And it hasn’t gone unnoticed, says Alan Fogarty (37), originally from Tipperary, but now living in Dublin. “There is much less sneaking around now. Pantibar has a big window front, which you can see everything through. There is no hiding,” says Alan, who in 2022 launched Clonmel Pride in Tipperary, where historically there has been little LGBTQ+ representation.
It’s been many years since my first gay bar experience, but I remember it as if it were yesterday. Much of the night is a blur. I couldn’t tell you what the guys looked like or any of the music that was playing. But I remember the feeling that I left with, this sense of self-worth, the affirmation that I was OK.
We joke that the gay bar is our version of going to church. And in a way, it is. Like a church, these are sacred spaces. As Siobhan says: “Even in today’s social media world, gay bars help those who don’t have an outlet to connect with their community. They give those who are still in the closet a chance to find others like them; you can flirt with someone and only fear rejection, not a beating. It is a place free from outside criticisms, fear and misunderstandings. The ‘how we do it’ is irrelevant, it is the ‘why’ that is as poignant as ever.”
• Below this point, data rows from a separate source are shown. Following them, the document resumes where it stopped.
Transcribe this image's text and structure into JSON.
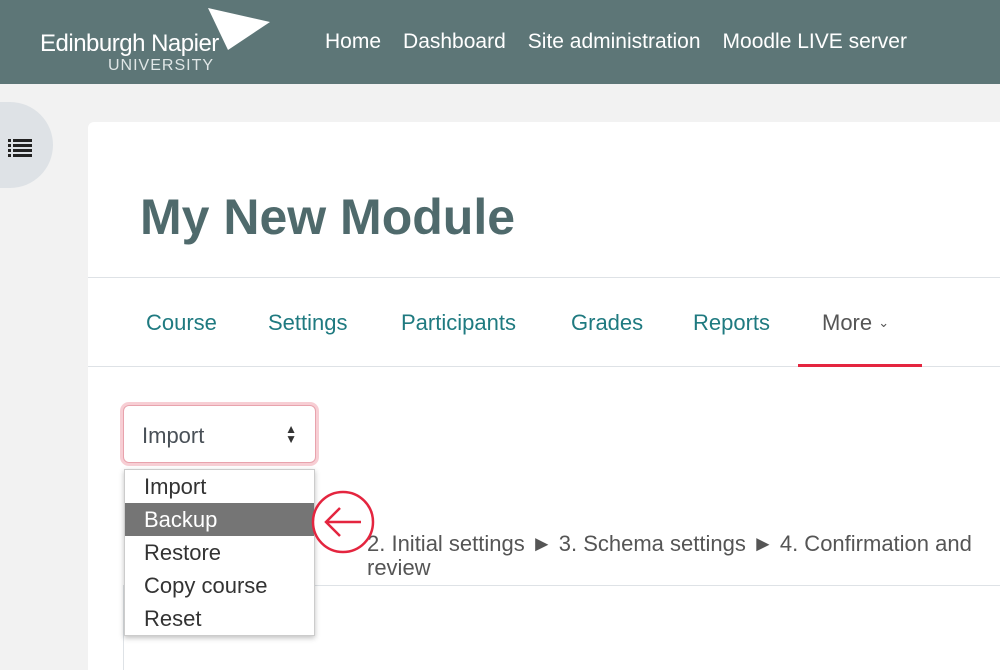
{
  "navbar": {
    "logo_text": "Edinburgh Napier",
    "logo_sub": "UNIVERSITY",
    "links": [
      "Home",
      "Dashboard",
      "Site administration",
      "Moodle LIVE server"
    ]
  },
  "page": {
    "title": "My New Module"
  },
  "tabs": [
    "Course",
    "Settings",
    "Participants",
    "Grades",
    "Reports",
    "More"
  ],
  "select": {
    "value": "Import",
    "options": [
      "Import",
      "Backup",
      "Restore",
      "Copy course",
      "Reset"
    ],
    "highlighted": "Backup"
  },
  "steps": {
    "text": "2. Initial settings ► 3. Schema settings ► 4. Confirmation and review"
  },
  "colors": {
    "navbar": "#5d7677",
    "accent": "#e4253f",
    "link": "#1f7a80"
  }
}
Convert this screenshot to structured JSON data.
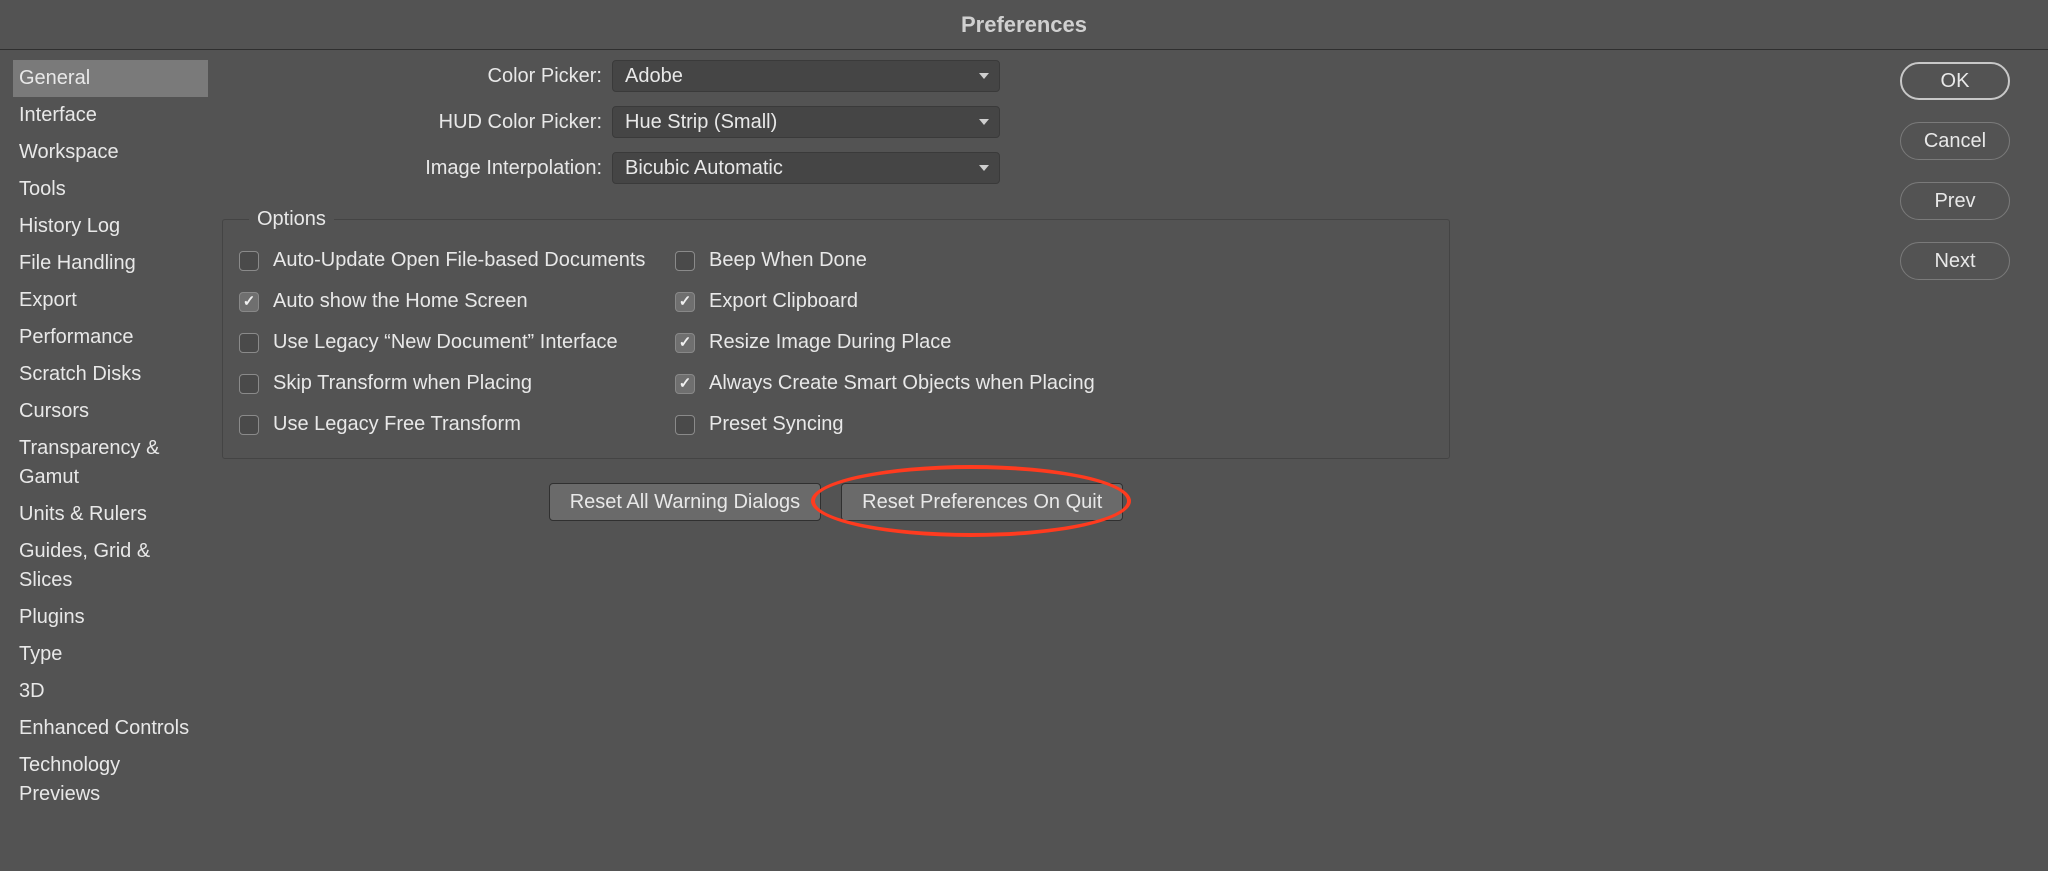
{
  "window": {
    "title": "Preferences"
  },
  "sidebar": {
    "items": [
      {
        "label": "General",
        "selected": true
      },
      {
        "label": "Interface",
        "selected": false
      },
      {
        "label": "Workspace",
        "selected": false
      },
      {
        "label": "Tools",
        "selected": false
      },
      {
        "label": "History Log",
        "selected": false
      },
      {
        "label": "File Handling",
        "selected": false
      },
      {
        "label": "Export",
        "selected": false
      },
      {
        "label": "Performance",
        "selected": false
      },
      {
        "label": "Scratch Disks",
        "selected": false
      },
      {
        "label": "Cursors",
        "selected": false
      },
      {
        "label": "Transparency & Gamut",
        "selected": false
      },
      {
        "label": "Units & Rulers",
        "selected": false
      },
      {
        "label": "Guides, Grid & Slices",
        "selected": false
      },
      {
        "label": "Plugins",
        "selected": false
      },
      {
        "label": "Type",
        "selected": false
      },
      {
        "label": "3D",
        "selected": false
      },
      {
        "label": "Enhanced Controls",
        "selected": false
      },
      {
        "label": "Technology Previews",
        "selected": false
      }
    ]
  },
  "form": {
    "color_picker": {
      "label": "Color Picker:",
      "value": "Adobe"
    },
    "hud_color_picker": {
      "label": "HUD Color Picker:",
      "value": "Hue Strip (Small)"
    },
    "image_interpolation": {
      "label": "Image Interpolation:",
      "value": "Bicubic Automatic"
    }
  },
  "options": {
    "legend": "Options",
    "left": [
      {
        "label": "Auto-Update Open File-based Documents",
        "checked": false
      },
      {
        "label": "Auto show the Home Screen",
        "checked": true
      },
      {
        "label": "Use Legacy “New Document” Interface",
        "checked": false
      },
      {
        "label": "Skip Transform when Placing",
        "checked": false
      },
      {
        "label": "Use Legacy Free Transform",
        "checked": false
      }
    ],
    "right": [
      {
        "label": "Beep When Done",
        "checked": false
      },
      {
        "label": "Export Clipboard",
        "checked": true
      },
      {
        "label": "Resize Image During Place",
        "checked": true
      },
      {
        "label": "Always Create Smart Objects when Placing",
        "checked": true
      },
      {
        "label": "Preset Syncing",
        "checked": false
      }
    ]
  },
  "bottom_buttons": {
    "reset_warnings": "Reset All Warning Dialogs",
    "reset_prefs": "Reset Preferences On Quit"
  },
  "right_buttons": {
    "ok": "OK",
    "cancel": "Cancel",
    "prev": "Prev",
    "next": "Next"
  },
  "annotation": {
    "highlight": "reset-preferences-on-quit-button"
  }
}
The gay bar, in its many guises, will continue to evolve. Nothing will take these safe havens away from us. The thumpa-thumpa will keep going. We’ve lost a lot, but as Panti says “we won’t lose our souls too”.
Damian Kerlin’s docu-series podcast Memories From The Dance Floor is out now.